## [WHAT THIS TASK INVOLVES]
Every line with the string "JSON" in it belongs in your answer, so copy them all from the data.

THE RECORDS below:

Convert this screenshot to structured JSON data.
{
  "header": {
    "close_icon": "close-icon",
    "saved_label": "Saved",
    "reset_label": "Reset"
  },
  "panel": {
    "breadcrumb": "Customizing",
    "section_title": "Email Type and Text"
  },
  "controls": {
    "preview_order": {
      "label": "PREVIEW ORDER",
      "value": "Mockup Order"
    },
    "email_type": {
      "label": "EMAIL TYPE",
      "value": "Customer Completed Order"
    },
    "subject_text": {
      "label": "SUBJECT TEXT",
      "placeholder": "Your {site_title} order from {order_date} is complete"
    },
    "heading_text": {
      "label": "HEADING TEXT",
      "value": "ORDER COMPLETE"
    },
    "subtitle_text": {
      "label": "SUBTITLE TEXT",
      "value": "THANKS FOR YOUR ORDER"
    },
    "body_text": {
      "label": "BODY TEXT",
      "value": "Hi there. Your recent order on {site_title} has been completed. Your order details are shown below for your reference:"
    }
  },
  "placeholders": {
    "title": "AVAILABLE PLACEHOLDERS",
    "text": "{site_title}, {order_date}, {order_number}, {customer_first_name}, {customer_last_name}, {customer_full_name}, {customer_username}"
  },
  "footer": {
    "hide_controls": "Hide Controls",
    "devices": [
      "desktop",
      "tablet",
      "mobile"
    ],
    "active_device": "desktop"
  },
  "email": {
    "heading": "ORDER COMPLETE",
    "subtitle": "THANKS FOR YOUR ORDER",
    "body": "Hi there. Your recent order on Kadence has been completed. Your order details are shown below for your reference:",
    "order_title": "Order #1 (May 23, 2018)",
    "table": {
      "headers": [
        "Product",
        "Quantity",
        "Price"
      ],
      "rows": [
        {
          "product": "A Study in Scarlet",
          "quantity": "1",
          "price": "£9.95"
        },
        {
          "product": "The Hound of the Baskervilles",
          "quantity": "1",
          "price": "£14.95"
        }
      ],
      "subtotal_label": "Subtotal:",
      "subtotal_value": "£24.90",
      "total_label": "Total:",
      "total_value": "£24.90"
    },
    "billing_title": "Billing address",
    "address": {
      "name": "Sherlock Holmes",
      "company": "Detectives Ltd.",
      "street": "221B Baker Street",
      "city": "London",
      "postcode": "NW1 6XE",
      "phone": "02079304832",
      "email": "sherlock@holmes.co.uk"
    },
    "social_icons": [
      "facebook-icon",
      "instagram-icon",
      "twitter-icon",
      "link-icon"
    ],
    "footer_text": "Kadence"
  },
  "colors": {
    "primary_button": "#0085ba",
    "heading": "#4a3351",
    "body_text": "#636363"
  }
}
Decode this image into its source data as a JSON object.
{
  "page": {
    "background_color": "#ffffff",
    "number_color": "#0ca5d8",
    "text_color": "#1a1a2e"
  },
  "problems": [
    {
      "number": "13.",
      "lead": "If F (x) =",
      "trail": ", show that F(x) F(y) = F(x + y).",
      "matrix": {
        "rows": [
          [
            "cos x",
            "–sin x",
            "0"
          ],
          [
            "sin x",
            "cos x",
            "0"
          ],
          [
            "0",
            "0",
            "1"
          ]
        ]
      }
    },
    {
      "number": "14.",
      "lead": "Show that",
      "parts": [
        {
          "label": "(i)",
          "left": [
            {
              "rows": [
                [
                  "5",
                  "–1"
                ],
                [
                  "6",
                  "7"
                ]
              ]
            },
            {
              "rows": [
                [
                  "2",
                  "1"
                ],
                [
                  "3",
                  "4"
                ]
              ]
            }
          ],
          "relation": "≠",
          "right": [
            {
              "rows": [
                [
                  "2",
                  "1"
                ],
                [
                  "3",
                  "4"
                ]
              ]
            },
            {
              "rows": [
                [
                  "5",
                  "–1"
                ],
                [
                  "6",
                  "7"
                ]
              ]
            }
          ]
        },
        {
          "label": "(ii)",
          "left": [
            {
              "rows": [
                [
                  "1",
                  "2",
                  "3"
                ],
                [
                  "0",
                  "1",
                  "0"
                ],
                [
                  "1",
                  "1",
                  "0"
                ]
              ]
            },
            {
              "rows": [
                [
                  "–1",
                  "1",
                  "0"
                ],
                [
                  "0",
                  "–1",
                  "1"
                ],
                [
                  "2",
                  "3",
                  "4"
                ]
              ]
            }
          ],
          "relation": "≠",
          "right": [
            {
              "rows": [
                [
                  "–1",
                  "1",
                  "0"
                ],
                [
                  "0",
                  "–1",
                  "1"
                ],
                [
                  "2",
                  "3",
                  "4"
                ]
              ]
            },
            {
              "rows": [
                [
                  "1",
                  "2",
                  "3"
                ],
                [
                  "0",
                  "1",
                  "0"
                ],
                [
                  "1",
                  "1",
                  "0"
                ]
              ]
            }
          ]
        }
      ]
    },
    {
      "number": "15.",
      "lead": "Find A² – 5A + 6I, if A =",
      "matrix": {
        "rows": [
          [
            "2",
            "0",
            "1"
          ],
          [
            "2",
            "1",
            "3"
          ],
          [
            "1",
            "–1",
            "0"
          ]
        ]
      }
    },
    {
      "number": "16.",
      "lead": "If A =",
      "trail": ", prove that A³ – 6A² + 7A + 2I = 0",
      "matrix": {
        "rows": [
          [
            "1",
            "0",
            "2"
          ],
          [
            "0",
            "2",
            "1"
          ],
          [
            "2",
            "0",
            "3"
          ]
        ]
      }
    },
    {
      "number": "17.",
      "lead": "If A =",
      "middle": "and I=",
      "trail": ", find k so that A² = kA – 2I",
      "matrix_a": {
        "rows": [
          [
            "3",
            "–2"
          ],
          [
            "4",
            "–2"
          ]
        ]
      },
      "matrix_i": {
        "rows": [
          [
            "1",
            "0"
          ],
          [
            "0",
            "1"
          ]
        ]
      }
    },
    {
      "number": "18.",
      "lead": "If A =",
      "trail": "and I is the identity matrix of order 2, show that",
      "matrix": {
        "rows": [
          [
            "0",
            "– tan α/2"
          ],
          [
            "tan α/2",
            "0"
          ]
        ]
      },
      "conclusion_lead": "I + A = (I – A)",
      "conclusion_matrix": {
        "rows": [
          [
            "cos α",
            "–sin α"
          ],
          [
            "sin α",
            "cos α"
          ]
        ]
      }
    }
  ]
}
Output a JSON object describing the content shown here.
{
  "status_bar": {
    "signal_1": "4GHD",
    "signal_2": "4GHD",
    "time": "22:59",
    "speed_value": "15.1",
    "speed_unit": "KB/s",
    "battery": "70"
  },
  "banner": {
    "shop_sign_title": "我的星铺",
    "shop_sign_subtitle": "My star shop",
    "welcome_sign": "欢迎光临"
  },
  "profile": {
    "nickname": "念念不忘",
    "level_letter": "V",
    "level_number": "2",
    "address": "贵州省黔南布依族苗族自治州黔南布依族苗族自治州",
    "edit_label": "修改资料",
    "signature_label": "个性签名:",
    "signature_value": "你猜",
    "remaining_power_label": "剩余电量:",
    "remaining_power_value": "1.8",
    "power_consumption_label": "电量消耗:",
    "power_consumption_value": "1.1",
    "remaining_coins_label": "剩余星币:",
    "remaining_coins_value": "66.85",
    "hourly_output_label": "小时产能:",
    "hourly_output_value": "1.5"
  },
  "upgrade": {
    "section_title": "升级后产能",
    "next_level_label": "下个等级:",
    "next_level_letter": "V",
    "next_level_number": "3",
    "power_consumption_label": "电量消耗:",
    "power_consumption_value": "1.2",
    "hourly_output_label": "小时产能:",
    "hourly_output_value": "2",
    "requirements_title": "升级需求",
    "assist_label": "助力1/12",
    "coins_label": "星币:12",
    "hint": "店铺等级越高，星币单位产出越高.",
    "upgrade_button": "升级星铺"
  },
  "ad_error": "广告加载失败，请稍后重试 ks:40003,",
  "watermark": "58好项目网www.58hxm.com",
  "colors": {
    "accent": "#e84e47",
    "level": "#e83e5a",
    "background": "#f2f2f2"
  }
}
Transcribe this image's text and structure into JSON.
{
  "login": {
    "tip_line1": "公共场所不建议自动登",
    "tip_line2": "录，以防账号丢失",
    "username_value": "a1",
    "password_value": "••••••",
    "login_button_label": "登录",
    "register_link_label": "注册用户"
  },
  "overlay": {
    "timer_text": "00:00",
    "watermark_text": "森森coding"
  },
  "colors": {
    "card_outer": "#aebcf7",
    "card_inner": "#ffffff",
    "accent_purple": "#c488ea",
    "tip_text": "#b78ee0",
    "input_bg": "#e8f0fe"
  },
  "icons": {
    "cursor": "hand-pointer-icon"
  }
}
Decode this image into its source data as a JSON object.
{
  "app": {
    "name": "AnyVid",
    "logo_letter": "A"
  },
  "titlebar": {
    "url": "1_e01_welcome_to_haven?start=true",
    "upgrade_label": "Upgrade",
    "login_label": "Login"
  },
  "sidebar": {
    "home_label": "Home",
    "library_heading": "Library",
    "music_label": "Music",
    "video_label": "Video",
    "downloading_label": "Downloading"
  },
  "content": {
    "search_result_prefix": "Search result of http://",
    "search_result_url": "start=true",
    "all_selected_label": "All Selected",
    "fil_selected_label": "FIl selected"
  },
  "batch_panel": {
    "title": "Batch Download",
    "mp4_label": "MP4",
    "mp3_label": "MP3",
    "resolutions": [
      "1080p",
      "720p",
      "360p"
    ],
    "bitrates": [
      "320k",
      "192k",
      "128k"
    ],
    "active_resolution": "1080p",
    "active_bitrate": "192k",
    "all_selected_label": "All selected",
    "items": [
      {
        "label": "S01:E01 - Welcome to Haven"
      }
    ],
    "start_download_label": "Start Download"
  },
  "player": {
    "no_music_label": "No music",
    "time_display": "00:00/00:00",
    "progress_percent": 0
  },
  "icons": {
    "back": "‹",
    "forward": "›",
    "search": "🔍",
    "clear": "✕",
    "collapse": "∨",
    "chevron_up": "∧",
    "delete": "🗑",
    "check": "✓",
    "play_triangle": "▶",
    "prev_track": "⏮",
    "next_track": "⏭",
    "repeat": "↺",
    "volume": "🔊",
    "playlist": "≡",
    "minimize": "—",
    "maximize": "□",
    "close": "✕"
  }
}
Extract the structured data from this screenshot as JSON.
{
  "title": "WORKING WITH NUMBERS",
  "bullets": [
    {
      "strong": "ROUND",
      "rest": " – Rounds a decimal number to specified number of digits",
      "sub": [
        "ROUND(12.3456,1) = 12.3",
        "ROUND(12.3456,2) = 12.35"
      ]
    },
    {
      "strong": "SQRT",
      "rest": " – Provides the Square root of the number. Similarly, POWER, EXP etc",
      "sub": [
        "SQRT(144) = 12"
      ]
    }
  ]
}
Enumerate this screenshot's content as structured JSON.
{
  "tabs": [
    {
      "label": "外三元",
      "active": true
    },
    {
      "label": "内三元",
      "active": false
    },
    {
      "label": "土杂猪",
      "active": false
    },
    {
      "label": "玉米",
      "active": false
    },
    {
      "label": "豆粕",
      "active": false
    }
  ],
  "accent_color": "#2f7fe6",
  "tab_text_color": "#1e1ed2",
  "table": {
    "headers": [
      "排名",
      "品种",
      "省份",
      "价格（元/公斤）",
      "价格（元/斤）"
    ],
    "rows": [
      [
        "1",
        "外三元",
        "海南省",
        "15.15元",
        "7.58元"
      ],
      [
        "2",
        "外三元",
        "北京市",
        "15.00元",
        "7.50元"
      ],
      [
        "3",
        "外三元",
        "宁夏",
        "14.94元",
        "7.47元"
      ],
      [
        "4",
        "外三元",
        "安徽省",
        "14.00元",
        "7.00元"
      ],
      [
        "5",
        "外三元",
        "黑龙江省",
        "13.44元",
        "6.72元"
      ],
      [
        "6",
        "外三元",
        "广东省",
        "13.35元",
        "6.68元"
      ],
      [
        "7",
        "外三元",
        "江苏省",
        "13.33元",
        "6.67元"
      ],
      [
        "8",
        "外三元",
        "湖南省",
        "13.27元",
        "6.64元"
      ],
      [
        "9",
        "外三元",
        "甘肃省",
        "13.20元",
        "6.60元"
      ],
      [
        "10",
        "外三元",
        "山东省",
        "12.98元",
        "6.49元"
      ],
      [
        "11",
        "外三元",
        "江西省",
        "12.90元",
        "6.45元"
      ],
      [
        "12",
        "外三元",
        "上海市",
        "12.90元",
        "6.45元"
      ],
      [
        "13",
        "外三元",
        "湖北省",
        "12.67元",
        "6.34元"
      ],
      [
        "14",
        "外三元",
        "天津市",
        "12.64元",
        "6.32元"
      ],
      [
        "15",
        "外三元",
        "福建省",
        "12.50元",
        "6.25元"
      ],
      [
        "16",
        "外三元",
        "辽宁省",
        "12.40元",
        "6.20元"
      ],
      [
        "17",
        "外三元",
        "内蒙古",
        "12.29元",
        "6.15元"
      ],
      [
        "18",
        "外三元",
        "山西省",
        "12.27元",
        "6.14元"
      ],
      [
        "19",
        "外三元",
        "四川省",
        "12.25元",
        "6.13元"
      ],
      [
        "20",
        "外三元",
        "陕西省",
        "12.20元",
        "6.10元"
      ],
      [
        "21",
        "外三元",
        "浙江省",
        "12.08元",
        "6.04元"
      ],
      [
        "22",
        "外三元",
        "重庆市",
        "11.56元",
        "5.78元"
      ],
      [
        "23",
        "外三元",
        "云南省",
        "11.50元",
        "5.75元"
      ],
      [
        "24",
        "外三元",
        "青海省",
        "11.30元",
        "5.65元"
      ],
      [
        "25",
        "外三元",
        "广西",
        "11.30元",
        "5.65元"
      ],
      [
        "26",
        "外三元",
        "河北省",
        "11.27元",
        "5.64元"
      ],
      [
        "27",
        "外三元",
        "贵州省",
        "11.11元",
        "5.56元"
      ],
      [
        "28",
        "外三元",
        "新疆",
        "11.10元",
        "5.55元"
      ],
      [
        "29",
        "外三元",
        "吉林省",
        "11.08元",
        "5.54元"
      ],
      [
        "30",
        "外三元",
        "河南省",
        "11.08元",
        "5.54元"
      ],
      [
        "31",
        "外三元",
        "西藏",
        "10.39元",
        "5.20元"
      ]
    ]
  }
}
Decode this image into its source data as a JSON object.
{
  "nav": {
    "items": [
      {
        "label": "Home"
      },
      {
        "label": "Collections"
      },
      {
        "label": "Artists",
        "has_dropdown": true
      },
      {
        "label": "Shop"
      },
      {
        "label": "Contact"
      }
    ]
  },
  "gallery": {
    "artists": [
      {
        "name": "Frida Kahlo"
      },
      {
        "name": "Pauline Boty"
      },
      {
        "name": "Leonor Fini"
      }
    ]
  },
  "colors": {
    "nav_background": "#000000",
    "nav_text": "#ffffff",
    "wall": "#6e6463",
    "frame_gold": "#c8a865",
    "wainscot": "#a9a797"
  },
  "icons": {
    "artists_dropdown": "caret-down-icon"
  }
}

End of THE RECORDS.

## [RESPONSE AREA]
Convert this screenshot to structured JSON data.
Decode this image into its source data as a JSON object.
Output a JSON object describing the content shown here.
Transcribe this image's text and structure into JSON.
Decode this image into its source data as a JSON object.
Extract the structured data from this screenshot as JSON.
Enumerate this screenshot's content as structured JSON.
Decode this image into its source data as a JSON object.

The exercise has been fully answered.